→ **Assigned task**
Keep the lines exact and the pictures out as you repeat the following listing.

→ **Record extracts**
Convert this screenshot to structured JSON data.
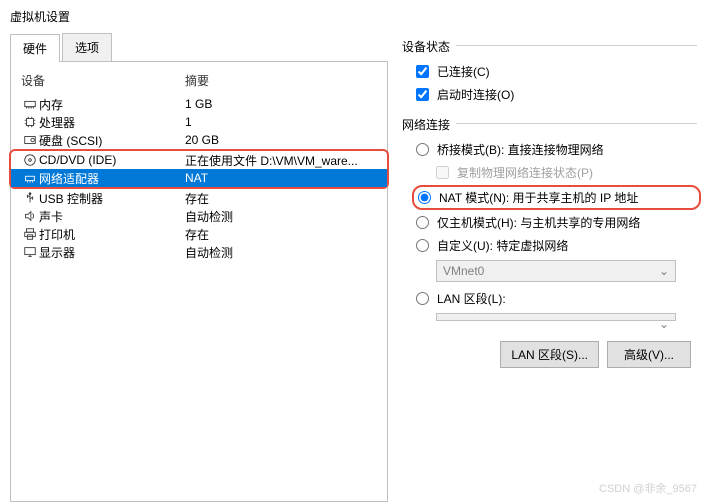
{
  "window": {
    "title": "虚拟机设置"
  },
  "tabs": {
    "hardware": "硬件",
    "options": "选项"
  },
  "list": {
    "header_device": "设备",
    "header_summary": "摘要",
    "rows": [
      {
        "icon": "memory",
        "device": "内存",
        "summary": "1 GB"
      },
      {
        "icon": "cpu",
        "device": "处理器",
        "summary": "1"
      },
      {
        "icon": "disk",
        "device": "硬盘 (SCSI)",
        "summary": "20 GB"
      },
      {
        "icon": "cd",
        "device": "CD/DVD (IDE)",
        "summary": "正在使用文件 D:\\VM\\VM_ware..."
      },
      {
        "icon": "network",
        "device": "网络适配器",
        "summary": "NAT"
      },
      {
        "icon": "usb",
        "device": "USB 控制器",
        "summary": "存在"
      },
      {
        "icon": "sound",
        "device": "声卡",
        "summary": "自动检测"
      },
      {
        "icon": "printer",
        "device": "打印机",
        "summary": "存在"
      },
      {
        "icon": "display",
        "device": "显示器",
        "summary": "自动检测"
      }
    ]
  },
  "status": {
    "section_title": "设备状态",
    "connected": "已连接(C)",
    "connect_at_boot": "启动时连接(O)"
  },
  "network": {
    "section_title": "网络连接",
    "bridged": "桥接模式(B): 直接连接物理网络",
    "replicate": "复制物理网络连接状态(P)",
    "nat": "NAT 模式(N): 用于共享主机的 IP 地址",
    "host_only": "仅主机模式(H): 与主机共享的专用网络",
    "custom": "自定义(U): 特定虚拟网络",
    "vmnet": "VMnet0",
    "lan_segment": "LAN 区段(L):"
  },
  "buttons": {
    "lan_segments": "LAN 区段(S)...",
    "advanced": "高级(V)..."
  },
  "watermark": "CSDN @非余_9567"
}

→ **Response**
Convert this screenshot to structured JSON data.
{
  "window": {
    "title": "虚拟机设置"
  },
  "tabs": {
    "hardware": "硬件",
    "options": "选项"
  },
  "list": {
    "header_device": "设备",
    "header_summary": "摘要",
    "rows": [
      {
        "icon": "memory",
        "device": "内存",
        "summary": "1 GB"
      },
      {
        "icon": "cpu",
        "device": "处理器",
        "summary": "1"
      },
      {
        "icon": "disk",
        "device": "硬盘 (SCSI)",
        "summary": "20 GB"
      },
      {
        "icon": "cd",
        "device": "CD/DVD (IDE)",
        "summary": "正在使用文件 D:\\VM\\VM_ware..."
      },
      {
        "icon": "network",
        "device": "网络适配器",
        "summary": "NAT"
      },
      {
        "icon": "usb",
        "device": "USB 控制器",
        "summary": "存在"
      },
      {
        "icon": "sound",
        "device": "声卡",
        "summary": "自动检测"
      },
      {
        "icon": "printer",
        "device": "打印机",
        "summary": "存在"
      },
      {
        "icon": "display",
        "device": "显示器",
        "summary": "自动检测"
      }
    ]
  },
  "status": {
    "section_title": "设备状态",
    "connected": "已连接(C)",
    "connect_at_boot": "启动时连接(O)"
  },
  "network": {
    "section_title": "网络连接",
    "bridged": "桥接模式(B): 直接连接物理网络",
    "replicate": "复制物理网络连接状态(P)",
    "nat": "NAT 模式(N): 用于共享主机的 IP 地址",
    "host_only": "仅主机模式(H): 与主机共享的专用网络",
    "custom": "自定义(U): 特定虚拟网络",
    "vmnet": "VMnet0",
    "lan_segment": "LAN 区段(L):"
  },
  "buttons": {
    "lan_segments": "LAN 区段(S)...",
    "advanced": "高级(V)..."
  },
  "watermark": "CSDN @非余_9567"
}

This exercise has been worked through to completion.